## [Data about app and page elements]
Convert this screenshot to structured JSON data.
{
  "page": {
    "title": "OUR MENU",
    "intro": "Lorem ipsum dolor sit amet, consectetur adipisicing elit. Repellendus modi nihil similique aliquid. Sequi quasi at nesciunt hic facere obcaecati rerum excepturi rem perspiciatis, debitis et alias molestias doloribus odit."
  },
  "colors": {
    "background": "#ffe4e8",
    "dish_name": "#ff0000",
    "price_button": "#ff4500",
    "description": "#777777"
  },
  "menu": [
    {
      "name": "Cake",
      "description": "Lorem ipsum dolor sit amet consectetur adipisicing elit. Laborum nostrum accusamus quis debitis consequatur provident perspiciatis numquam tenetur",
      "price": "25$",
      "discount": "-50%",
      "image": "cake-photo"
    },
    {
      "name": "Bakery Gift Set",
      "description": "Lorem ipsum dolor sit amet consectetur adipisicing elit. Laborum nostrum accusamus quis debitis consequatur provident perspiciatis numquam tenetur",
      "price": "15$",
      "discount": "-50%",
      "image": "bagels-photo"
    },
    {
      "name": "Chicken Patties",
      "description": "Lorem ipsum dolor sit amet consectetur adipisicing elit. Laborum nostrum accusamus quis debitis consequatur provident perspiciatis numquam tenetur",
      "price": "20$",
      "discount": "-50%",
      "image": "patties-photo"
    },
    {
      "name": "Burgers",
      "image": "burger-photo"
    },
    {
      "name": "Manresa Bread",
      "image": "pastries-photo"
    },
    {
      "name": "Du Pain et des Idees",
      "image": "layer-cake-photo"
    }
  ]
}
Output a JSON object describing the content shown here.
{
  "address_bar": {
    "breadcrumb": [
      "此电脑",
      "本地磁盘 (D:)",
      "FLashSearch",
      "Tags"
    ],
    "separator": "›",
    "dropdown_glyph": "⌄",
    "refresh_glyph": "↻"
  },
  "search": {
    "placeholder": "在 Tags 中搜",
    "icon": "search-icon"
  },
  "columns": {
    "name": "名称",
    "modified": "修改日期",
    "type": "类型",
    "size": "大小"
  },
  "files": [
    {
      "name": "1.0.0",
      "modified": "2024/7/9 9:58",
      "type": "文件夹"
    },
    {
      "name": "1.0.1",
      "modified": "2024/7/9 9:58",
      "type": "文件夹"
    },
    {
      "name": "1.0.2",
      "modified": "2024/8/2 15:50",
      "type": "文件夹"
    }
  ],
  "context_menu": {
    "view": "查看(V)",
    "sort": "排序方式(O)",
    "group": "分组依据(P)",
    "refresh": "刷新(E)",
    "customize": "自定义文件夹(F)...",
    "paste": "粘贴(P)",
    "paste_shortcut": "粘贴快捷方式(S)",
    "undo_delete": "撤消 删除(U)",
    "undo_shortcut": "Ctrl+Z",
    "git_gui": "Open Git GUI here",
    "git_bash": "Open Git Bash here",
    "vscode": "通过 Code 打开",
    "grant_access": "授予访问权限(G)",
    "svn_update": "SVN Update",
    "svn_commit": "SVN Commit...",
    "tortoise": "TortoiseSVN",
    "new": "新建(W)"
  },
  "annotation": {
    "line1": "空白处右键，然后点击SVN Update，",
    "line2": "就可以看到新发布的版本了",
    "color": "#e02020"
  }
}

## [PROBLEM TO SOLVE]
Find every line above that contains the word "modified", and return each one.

## [RESPONSE BELOW]
    "modified": "修改日期",
      "modified": "2024/7/9 9:58",
      "modified": "2024/7/9 9:58",
      "modified": "2024/8/2 15:50",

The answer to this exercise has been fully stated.